About This Special Issue
The increasing antibiotic resistance of pathogenic bacteria requires promptly resolutions for the development of alternative antimicrobial therapies. Possible approaches include the development of novel specific formulations including antimicrobial peptides as well as broad-spectrum antibiotics.
Antimicrobial peptides, which have been isolated from many bacteria, fungi and plants, are an important component of the natural defenses of most living organisms. The isolated peptides are very heterogeneous in length, sequence and structure, but most of them are small, cationic and amphipathic. These peptides exhibit broad-spectrum activity against Gram-positive and Gram-negative bacteria, fungi and viruses. A wide variety of human proteins and peptides also has antimicrobial activity and plays important roles in innate immunity. They have been considered for potential use in the medicinal therapy. Despite of this there is rather limited clinical applications of antimicrobial peptides and a number questions without answers in the scientific area from one side and the society expectation about new drugs against infection diseases from the other hand.

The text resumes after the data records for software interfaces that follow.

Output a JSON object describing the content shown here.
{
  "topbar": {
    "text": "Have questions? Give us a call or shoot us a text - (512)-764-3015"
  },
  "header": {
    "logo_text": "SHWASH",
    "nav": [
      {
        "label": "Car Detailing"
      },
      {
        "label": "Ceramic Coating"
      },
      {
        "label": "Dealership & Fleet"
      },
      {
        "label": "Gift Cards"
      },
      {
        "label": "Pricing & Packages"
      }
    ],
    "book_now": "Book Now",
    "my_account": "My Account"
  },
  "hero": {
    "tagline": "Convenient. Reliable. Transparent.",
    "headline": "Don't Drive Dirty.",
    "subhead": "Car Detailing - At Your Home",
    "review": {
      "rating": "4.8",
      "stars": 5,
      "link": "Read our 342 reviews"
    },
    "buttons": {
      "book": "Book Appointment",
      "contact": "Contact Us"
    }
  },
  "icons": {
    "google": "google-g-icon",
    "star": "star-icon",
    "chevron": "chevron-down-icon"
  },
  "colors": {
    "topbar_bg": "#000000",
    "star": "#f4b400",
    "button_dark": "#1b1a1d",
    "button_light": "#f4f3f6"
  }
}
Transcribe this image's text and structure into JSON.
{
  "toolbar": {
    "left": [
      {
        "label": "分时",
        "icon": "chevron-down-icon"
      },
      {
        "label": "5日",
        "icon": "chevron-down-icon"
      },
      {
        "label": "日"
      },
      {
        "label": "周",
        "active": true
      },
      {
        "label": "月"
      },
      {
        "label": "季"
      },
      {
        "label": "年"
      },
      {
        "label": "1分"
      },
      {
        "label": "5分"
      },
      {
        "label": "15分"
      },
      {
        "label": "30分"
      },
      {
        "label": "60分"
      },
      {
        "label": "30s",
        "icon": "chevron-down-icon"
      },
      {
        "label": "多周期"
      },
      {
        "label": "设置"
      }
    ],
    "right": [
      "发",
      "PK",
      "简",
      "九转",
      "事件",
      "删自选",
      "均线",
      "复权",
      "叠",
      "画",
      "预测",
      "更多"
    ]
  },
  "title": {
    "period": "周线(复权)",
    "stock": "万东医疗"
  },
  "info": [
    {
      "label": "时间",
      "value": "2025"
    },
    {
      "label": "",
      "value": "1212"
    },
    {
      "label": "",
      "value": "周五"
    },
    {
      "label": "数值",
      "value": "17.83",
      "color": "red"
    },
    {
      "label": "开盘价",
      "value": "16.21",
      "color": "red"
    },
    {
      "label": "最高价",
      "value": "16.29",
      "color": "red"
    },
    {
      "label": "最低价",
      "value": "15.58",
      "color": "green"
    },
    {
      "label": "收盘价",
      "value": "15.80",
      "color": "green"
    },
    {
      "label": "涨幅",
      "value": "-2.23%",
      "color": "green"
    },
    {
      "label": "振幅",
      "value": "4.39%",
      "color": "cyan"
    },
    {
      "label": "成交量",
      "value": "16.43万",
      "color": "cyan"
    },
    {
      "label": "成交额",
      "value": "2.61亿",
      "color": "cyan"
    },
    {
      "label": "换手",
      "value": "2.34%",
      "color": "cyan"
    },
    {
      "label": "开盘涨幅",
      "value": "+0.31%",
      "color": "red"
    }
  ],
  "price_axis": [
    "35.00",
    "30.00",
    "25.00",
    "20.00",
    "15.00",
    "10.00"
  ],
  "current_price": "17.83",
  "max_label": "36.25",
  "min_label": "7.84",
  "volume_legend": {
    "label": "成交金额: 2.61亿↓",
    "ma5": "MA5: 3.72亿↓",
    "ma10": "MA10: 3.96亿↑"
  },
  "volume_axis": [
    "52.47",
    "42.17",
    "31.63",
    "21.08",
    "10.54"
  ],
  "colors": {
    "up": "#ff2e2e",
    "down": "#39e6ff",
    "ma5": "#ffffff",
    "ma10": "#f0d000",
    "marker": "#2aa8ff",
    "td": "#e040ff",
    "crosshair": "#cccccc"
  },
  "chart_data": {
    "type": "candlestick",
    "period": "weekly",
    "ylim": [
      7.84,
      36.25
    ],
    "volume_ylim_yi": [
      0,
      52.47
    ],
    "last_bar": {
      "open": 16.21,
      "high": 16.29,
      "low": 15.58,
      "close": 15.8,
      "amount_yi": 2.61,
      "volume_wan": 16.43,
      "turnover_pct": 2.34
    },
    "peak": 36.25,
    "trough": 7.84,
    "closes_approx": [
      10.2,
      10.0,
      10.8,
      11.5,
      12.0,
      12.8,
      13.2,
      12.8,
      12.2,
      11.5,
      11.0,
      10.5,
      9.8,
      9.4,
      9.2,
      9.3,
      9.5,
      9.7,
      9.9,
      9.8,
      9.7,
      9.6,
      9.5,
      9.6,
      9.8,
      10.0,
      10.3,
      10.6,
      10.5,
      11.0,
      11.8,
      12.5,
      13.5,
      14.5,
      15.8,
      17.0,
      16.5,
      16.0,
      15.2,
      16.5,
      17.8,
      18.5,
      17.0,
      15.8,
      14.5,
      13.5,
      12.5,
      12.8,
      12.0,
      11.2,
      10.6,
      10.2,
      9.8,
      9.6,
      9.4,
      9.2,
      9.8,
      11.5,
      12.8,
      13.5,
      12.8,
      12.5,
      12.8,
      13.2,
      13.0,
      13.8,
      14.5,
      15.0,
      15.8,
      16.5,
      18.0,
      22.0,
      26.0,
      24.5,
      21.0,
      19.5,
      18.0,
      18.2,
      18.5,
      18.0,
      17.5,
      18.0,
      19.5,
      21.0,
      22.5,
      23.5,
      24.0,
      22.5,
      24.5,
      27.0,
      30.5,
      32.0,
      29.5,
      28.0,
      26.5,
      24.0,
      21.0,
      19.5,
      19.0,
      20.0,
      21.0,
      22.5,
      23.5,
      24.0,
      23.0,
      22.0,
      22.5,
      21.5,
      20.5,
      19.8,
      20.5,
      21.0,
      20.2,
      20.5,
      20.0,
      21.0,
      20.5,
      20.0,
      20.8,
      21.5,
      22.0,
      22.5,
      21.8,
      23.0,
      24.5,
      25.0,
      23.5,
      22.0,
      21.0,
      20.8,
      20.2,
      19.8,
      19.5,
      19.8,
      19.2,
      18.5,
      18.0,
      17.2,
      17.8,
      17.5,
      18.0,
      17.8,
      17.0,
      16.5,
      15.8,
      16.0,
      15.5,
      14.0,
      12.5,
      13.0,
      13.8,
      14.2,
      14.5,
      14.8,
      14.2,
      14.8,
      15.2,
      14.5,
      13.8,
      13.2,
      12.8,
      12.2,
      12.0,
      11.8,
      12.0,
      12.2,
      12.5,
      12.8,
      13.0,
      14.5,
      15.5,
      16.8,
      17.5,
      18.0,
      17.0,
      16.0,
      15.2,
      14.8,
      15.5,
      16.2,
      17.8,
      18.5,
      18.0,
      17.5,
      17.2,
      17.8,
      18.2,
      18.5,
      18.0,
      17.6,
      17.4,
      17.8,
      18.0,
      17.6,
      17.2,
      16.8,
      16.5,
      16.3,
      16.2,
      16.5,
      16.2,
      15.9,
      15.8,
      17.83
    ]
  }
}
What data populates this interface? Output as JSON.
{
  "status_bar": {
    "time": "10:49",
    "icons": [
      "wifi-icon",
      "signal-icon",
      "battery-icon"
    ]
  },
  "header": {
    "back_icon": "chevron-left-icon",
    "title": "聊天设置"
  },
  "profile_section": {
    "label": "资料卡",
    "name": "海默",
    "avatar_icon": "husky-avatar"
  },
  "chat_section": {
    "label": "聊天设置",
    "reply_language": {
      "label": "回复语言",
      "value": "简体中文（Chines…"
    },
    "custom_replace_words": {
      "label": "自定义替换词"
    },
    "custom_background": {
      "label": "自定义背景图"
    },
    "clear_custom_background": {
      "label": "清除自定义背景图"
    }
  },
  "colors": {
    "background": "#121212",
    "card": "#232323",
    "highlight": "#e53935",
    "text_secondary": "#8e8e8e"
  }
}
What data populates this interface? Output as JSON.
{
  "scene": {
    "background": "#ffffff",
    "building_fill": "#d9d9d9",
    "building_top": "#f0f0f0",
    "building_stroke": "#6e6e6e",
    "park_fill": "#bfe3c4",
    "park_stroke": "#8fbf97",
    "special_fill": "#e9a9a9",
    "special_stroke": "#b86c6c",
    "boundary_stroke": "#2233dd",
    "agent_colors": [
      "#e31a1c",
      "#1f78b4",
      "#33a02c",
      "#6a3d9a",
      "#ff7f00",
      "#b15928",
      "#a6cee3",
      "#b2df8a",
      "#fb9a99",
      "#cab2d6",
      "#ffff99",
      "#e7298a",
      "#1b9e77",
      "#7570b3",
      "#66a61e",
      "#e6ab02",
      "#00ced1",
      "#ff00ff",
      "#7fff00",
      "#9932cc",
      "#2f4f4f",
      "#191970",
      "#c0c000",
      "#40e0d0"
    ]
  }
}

Aims and Scope:
1. Antimicrobial peptides – structure, production, purification and biological activities.
2. Analytical characterization of antimicrobial peptide molecules in different matrices. Application of chromatographic and spectral methods.
3. Peptide antibiotics – specific aspects in producing of formulations and quality control.
4. Antimicrobial peptides as potential new agents against predominated drug-resistance bacteria.
5. Naturally occurring peptides – isolation and characterization.